- "TMC Archives: Mud of the Month". The Mud Connector. "The muds that were chosen as TMC's mud of the month each illustrated examples of excellence and provided a sampling of the wide array of entertainment value that muds can and do offer, we proudly stand by these choices and offer the past motm pages in our archive ... Vampire Wars - October '98 MotM"
- Emil Visti (2007-10-30). "Gaming from within the terminal". linux.com. "For a little check on what game developers can actually accomplish with MUDs, take a look at God Wars II, or at least look through its New Player's Guide -> Combat section, which is simply astonishing in its complexity. For instance, it can utilize commands to make different body parts do separate things during combat."
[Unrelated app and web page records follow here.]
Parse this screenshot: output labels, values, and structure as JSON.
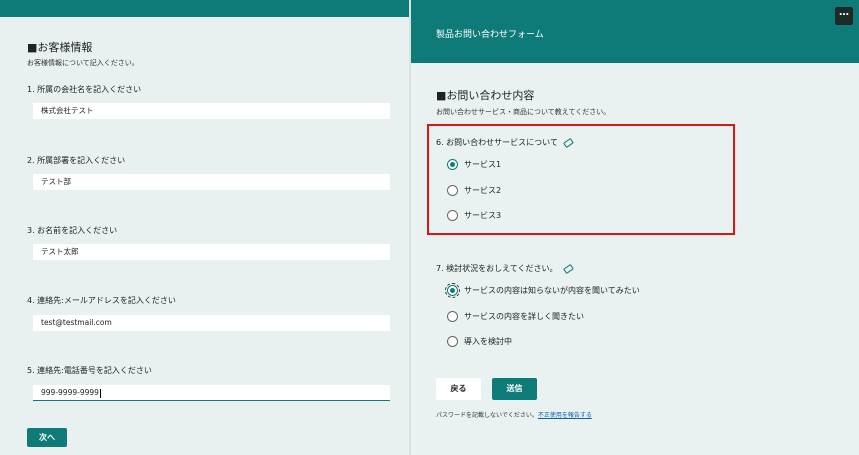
{
  "left": {
    "section_title": "■お客様情報",
    "section_desc": "お客様情報について記入ください。",
    "questions": [
      {
        "label": "1. 所属の会社名を記入ください",
        "value": "株式会社テスト"
      },
      {
        "label": "2. 所属部署を記入ください",
        "value": "テスト部"
      },
      {
        "label": "3. お名前を記入ください",
        "value": "テスト太郎"
      },
      {
        "label": "4. 連絡先:メールアドレスを記入ください",
        "value": "test@testmail.com"
      },
      {
        "label": "5. 連絡先:電話番号を記入ください",
        "value": "999-9999-9999"
      }
    ],
    "next_label": "次へ"
  },
  "right": {
    "form_title": "製品お問い合わせフォーム",
    "more_label": "…",
    "section_title": "■お問い合わせ内容",
    "section_desc": "お問い合わせサービス・商品について教えてください。",
    "q6": {
      "label": "6. お問い合わせサービスについて",
      "options": [
        "サービス1",
        "サービス2",
        "サービス3"
      ],
      "selected": 0
    },
    "q7": {
      "label": "7. 検討状況をおしえてください。",
      "options": [
        "サービスの内容は知らないが内容を聞いてみたい",
        "サービスの内容を詳しく聞きたい",
        "導入を検討中"
      ],
      "selected": 0
    },
    "back_label": "戻る",
    "submit_label": "送信",
    "footer_text": "パスワードを記載しないでください。",
    "footer_link": "不正使用を報告する"
  },
  "colors": {
    "accent": "#0e7b78",
    "highlight": "#d9161b"
  }
}
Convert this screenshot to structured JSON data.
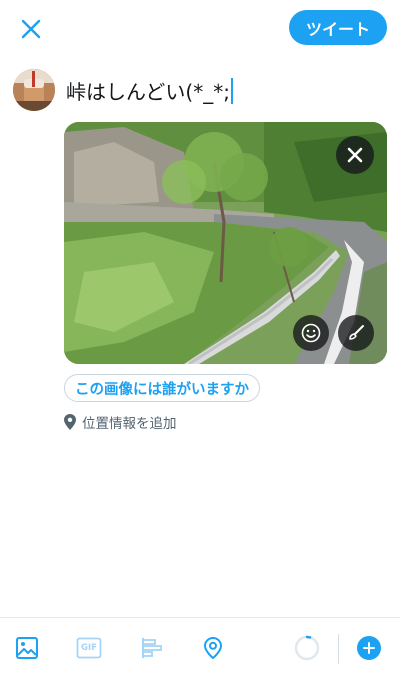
{
  "header": {
    "close_icon": "close-icon",
    "tweet_label": "ツイート"
  },
  "compose": {
    "text": "峠はしんどい(*_*;",
    "avatar_icon": "avatar"
  },
  "media": {
    "remove_icon": "close-icon",
    "sticker_icon": "smiley-icon",
    "edit_icon": "brush-icon"
  },
  "tag_people_label": "この画像には誰がいますか",
  "location": {
    "icon": "location-pin-icon",
    "label": "位置情報を追加"
  },
  "toolbar": {
    "icons": [
      "image-icon",
      "gif-icon",
      "poll-icon",
      "location-icon",
      "character-counter",
      "add-icon"
    ],
    "gif_label": "GIF"
  },
  "colors": {
    "accent": "#1da1f2",
    "text": "#14171a",
    "secondary": "#536471",
    "border": "#e1e8ed"
  }
}
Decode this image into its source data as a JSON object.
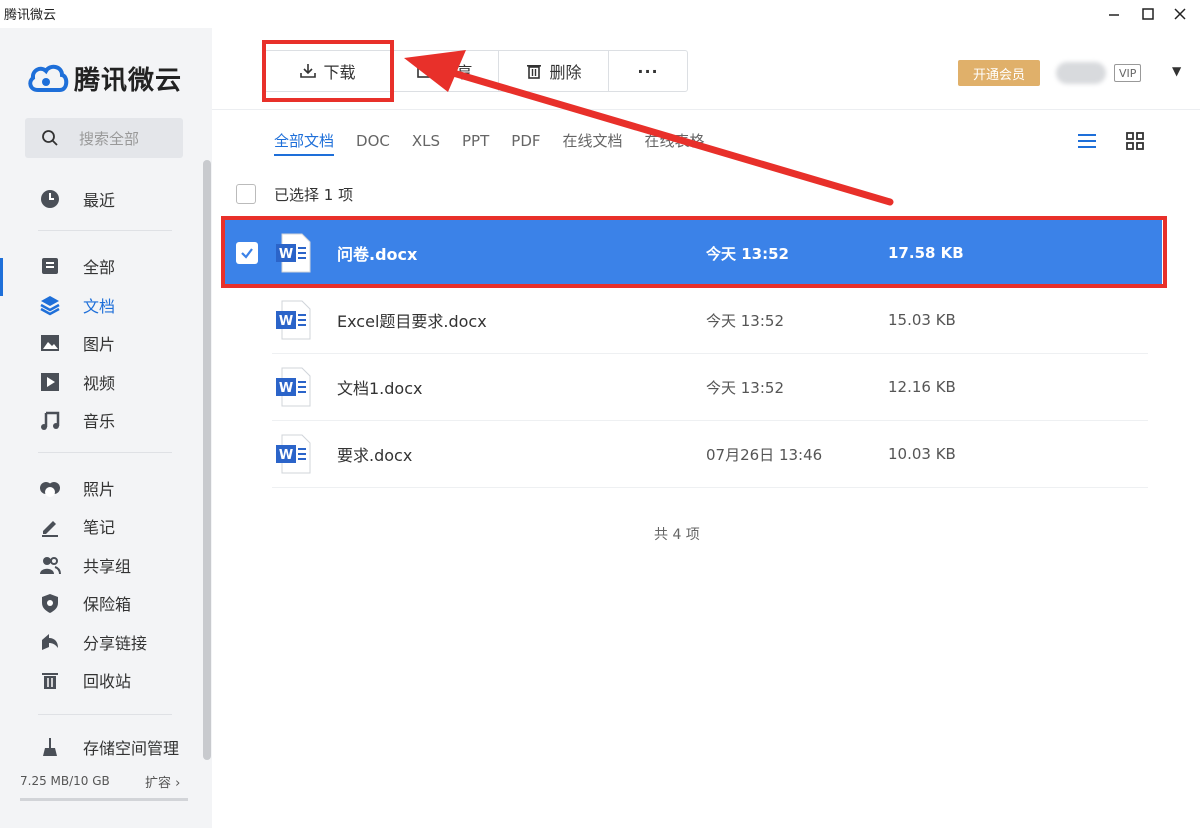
{
  "window": {
    "title": "腾讯微云"
  },
  "sidebar": {
    "app_name": "腾讯微云",
    "search_placeholder": "搜索全部",
    "items": [
      {
        "label": "最近",
        "icon": "clock-icon"
      },
      {
        "label": "全部",
        "icon": "list-icon"
      },
      {
        "label": "文档",
        "icon": "layers-icon",
        "active": true
      },
      {
        "label": "图片",
        "icon": "image-icon"
      },
      {
        "label": "视频",
        "icon": "video-icon"
      },
      {
        "label": "音乐",
        "icon": "music-icon"
      },
      {
        "label": "照片",
        "icon": "photo-icon"
      },
      {
        "label": "笔记",
        "icon": "pen-icon"
      },
      {
        "label": "共享组",
        "icon": "users-icon"
      },
      {
        "label": "保险箱",
        "icon": "shield-icon"
      },
      {
        "label": "分享链接",
        "icon": "share-icon"
      },
      {
        "label": "回收站",
        "icon": "trash-icon"
      },
      {
        "label": "存储空间管理",
        "icon": "broom-icon"
      }
    ],
    "storage_text": "7.25 MB/10 GB",
    "expand_label": "扩容 ›"
  },
  "toolbar": {
    "download_label": "下载",
    "share_label": "分享",
    "delete_label": "删除",
    "more_label": "···",
    "vip_open_label": "开通会员",
    "vip_badge": "VIP"
  },
  "filters": {
    "tabs": [
      "全部文档",
      "DOC",
      "XLS",
      "PPT",
      "PDF",
      "在线文档",
      "在线表格"
    ],
    "active": "全部文档"
  },
  "selection": {
    "text": "已选择 1 项"
  },
  "files": [
    {
      "name": "问卷.docx",
      "date": "今天 13:52",
      "size": "17.58 KB",
      "selected": true
    },
    {
      "name": "Excel题目要求.docx",
      "date": "今天 13:52",
      "size": "15.03 KB",
      "selected": false
    },
    {
      "name": "文档1.docx",
      "date": "今天 13:52",
      "size": "12.16 KB",
      "selected": false
    },
    {
      "name": "要求.docx",
      "date": "07月26日 13:46",
      "size": "10.03 KB",
      "selected": false
    }
  ],
  "footer": {
    "total": "共 4 项"
  },
  "colors": {
    "accent": "#1e6fd9",
    "selected_row": "#3b82e8",
    "annotation": "#e8302a",
    "vip": "#e0b06a"
  }
}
- Andreasen, Erwin. "16K MUD competition - results". Retrieved 2013-01-28. "In Maintainability, the clear winner is Richard "Kavir" Woolcock's (email@example.com) "The Gladiator Pits" entry. The C-code is simply exquisite, with very light macro usage, instructive function names and superb commenting: every function is commented with its purpose, arguments it takes and what value it returns. In addition, plenty of user documentation is included, carefully describing every available command. Out of original Diku's 647k of code, about 70k (11%) were comments. For "Gladiator Pits", the number is 18k out of 39k (46%!)."
- Lord Ashon (April 2001). "Explorers have more fun". Imaginary Realities. Archived from the original on unknown date. Retrieved 2013-01-28. "I want your mud to offer me something that no other mud does, and something that is challenging. Whether it is something stunning like the combat system that KaVir has developed for Gladiator Pits, or something totally mindless and random like the map system from GroundZero and GroundZero II. Both of them challenge my skills, why? Because, they are so unique and different."
- "GamingHUD". Retrieved January 29, 2013.